• **EXERCISE PROMPT**: Output all entries precisely.

• **RECORD SET**:
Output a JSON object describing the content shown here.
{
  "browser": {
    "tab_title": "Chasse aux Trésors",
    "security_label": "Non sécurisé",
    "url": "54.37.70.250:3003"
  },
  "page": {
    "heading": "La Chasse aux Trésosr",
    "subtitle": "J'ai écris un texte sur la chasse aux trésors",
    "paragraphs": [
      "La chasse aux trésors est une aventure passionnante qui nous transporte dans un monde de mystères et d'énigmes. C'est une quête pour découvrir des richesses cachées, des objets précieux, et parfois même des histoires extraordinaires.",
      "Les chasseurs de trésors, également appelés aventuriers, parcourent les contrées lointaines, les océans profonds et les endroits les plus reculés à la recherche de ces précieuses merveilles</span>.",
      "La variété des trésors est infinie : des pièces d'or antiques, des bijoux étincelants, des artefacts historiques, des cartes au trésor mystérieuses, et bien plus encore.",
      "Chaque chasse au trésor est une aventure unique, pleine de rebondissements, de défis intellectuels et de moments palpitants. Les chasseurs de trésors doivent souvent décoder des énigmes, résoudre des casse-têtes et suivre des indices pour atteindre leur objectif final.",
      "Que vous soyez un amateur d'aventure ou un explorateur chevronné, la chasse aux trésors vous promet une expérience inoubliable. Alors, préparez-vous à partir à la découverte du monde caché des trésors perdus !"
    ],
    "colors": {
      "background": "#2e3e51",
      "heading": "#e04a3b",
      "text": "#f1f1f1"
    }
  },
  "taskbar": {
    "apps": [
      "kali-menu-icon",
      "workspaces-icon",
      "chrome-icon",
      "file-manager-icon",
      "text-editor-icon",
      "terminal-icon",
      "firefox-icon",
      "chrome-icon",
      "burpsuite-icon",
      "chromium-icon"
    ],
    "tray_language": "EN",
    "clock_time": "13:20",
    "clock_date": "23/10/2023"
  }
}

• **RESULT OF THIS TASK**:
Output a JSON object describing the content shown here.
{
  "browser": {
    "tab_title": "Chasse aux Trésors",
    "security_label": "Non sécurisé",
    "url": "54.37.70.250:3003"
  },
  "page": {
    "heading": "La Chasse aux Trésosr",
    "subtitle": "J'ai écris un texte sur la chasse aux trésors",
    "paragraphs": [
      "La chasse aux trésors est une aventure passionnante qui nous transporte dans un monde de mystères et d'énigmes. C'est une quête pour découvrir des richesses cachées, des objets précieux, et parfois même des histoires extraordinaires.",
      "Les chasseurs de trésors, également appelés aventuriers, parcourent les contrées lointaines, les océans profonds et les endroits les plus reculés à la recherche de ces précieuses merveilles</span>.",
      "La variété des trésors est infinie : des pièces d'or antiques, des bijoux étincelants, des artefacts historiques, des cartes au trésor mystérieuses, et bien plus encore.",
      "Chaque chasse au trésor est une aventure unique, pleine de rebondissements, de défis intellectuels et de moments palpitants. Les chasseurs de trésors doivent souvent décoder des énigmes, résoudre des casse-têtes et suivre des indices pour atteindre leur objectif final.",
      "Que vous soyez un amateur d'aventure ou un explorateur chevronné, la chasse aux trésors vous promet une expérience inoubliable. Alors, préparez-vous à partir à la découverte du monde caché des trésors perdus !"
    ],
    "colors": {
      "background": "#2e3e51",
      "heading": "#e04a3b",
      "text": "#f1f1f1"
    }
  },
  "taskbar": {
    "apps": [
      "kali-menu-icon",
      "workspaces-icon",
      "chrome-icon",
      "file-manager-icon",
      "text-editor-icon",
      "terminal-icon",
      "firefox-icon",
      "chrome-icon",
      "burpsuite-icon",
      "chromium-icon"
    ],
    "tray_language": "EN",
    "clock_time": "13:20",
    "clock_date": "23/10/2023"
  }
}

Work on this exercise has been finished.